Car-Car Crash Compatibility: Development of Crash Test Procedures in the VC-COMPAT Project
Artikel i vetenskaplig tidskrift, 2007
The project “Improvement of Vehicle Crash Compatibility through the development of Crash Test Procedures” (VC-Compat) is a research activity sponsored under the European Commission 5th Framework Programme. It consists of two parallel research activities, one focusing on car-to-car compatibility and the other on car-to-truck compatibility. The main objective of the car-to-car research is the development of crash test procedures to assess frontal impact crash compatibility. The car-to-truck objective is to develop test methods to assess energy absorbing frontal underrun protection for trucks. This paper reports on the car-to-car compatibility work completed in the first 36 months of a 45 month project.

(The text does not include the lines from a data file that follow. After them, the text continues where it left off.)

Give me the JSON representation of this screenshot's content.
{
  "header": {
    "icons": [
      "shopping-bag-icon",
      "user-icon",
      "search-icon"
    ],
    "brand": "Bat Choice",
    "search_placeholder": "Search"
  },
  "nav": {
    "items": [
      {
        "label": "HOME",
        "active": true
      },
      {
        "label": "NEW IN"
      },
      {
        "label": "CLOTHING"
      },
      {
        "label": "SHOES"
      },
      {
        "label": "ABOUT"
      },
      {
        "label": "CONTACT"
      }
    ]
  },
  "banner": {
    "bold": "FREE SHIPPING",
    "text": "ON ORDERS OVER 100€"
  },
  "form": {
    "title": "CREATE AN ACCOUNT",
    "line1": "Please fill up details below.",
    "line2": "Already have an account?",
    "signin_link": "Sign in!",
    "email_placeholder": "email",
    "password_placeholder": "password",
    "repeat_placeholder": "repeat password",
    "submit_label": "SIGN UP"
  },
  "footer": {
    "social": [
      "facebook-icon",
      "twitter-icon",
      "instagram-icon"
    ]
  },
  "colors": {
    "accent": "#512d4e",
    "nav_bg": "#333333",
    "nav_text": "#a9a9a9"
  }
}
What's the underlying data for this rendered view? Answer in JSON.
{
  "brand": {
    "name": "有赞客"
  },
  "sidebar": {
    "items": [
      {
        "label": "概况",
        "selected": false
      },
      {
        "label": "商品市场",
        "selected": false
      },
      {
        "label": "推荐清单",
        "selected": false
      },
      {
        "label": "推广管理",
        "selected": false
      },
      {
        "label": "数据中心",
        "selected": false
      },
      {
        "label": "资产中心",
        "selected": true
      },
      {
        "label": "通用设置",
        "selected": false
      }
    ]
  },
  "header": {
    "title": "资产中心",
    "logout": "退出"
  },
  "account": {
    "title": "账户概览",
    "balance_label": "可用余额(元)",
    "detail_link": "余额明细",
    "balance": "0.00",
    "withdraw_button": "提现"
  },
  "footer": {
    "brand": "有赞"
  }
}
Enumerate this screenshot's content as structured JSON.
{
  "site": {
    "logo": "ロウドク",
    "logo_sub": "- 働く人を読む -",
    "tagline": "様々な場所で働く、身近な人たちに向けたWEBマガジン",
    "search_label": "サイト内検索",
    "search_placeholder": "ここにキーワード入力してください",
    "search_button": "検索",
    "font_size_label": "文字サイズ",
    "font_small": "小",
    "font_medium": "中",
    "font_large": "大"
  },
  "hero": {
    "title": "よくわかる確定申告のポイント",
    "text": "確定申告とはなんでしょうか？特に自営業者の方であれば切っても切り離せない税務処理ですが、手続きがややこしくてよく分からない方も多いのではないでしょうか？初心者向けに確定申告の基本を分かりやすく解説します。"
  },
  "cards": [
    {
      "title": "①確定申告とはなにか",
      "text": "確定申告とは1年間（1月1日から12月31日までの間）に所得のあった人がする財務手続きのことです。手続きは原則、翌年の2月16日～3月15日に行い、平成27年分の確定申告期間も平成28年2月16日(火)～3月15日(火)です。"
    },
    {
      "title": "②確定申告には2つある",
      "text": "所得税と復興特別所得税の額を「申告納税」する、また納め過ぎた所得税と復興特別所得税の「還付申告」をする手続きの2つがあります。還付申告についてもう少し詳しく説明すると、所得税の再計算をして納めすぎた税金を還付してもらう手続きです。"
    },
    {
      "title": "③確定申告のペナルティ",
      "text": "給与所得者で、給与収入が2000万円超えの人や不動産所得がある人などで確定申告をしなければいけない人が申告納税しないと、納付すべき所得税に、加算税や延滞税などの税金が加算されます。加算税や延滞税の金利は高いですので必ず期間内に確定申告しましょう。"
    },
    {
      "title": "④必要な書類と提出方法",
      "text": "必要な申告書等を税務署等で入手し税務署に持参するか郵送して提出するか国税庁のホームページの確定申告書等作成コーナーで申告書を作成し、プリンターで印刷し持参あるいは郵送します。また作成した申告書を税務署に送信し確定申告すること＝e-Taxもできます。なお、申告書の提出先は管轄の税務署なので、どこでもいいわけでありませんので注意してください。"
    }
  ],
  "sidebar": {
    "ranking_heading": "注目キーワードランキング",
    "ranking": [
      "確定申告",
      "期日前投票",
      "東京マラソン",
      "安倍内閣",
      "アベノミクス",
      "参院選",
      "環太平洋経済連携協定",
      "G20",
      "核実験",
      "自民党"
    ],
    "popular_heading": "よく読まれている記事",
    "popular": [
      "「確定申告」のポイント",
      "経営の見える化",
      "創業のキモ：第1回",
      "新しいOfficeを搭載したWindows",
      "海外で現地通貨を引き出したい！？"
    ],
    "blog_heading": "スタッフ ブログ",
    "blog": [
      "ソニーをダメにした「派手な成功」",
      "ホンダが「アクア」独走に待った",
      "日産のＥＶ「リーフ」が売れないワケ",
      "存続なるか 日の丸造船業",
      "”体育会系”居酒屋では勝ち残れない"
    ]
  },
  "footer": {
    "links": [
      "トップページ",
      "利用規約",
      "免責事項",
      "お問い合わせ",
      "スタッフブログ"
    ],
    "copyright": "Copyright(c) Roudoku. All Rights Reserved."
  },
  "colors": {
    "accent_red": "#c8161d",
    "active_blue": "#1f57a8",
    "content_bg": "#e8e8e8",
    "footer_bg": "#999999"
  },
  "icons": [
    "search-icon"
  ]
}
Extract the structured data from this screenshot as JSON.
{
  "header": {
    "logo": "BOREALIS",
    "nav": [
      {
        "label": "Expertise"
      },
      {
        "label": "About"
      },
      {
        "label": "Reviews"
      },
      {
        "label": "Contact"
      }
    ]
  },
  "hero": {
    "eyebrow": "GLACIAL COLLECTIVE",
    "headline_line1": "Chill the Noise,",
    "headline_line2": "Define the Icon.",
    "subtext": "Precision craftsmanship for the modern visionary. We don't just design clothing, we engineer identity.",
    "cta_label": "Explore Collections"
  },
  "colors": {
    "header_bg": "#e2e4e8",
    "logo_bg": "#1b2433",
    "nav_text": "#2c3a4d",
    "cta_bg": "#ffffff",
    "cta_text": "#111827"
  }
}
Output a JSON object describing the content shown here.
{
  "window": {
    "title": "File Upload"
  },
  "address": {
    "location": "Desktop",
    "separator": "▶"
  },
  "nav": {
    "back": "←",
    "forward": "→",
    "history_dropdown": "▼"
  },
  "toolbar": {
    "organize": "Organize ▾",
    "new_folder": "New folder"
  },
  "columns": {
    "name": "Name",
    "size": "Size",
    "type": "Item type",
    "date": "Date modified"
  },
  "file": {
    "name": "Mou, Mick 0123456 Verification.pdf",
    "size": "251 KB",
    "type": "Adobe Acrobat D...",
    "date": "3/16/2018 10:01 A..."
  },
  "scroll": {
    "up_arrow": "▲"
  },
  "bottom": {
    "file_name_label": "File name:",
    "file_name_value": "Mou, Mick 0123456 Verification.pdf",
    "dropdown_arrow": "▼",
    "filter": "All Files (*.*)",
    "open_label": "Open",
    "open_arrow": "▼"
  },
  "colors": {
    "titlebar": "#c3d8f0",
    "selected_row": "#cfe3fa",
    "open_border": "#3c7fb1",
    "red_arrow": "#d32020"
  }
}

The car-to-car work program is comprised of four main activities, a structural survey, cost benefit analyses, crash testing, and supporting modelling work. A survey of European passenger vehicles has been conducted to construct a database of common crashworthiness structures and general car structures. A review of the detailed accident databases and national data in Germany and UK has been used to estimate the benefit expected from improved vehicle compatibility. Crash testing (car-to-car and car-to-barrier) has been used to identify desirable characteristics for vehicle crash compatibility as well as help determine assessment protocols to evaluate (quantify) compatible crash performance. A set of complementary modelling activities has been implemented to review crash test and fleet performance of vehicles to investigate the crash test procedures and their influence on road safety. All these activities have focussed on the development of a suite of test procedures that are capable of assessing a car’s structural interaction potential, namely the Full Width Deformable Barrier (FWDB) and Progressive Deformable Barrier (PDB) tests. These tests have different approaches; the FWDB assessment is based on Load Cell Wall force measurements whereas the PDB assessment is based on deformation measurements.
This work supports the activities of the European Enhanced Vehicle safety Committee (EEVC) frontal impact and compatibility working group (WG15), which has the task to propose draft test procedures to assess a vehicle’s crash compatibility in 2007. These draft procedures will include recommended assessment criteria and associated performance limits.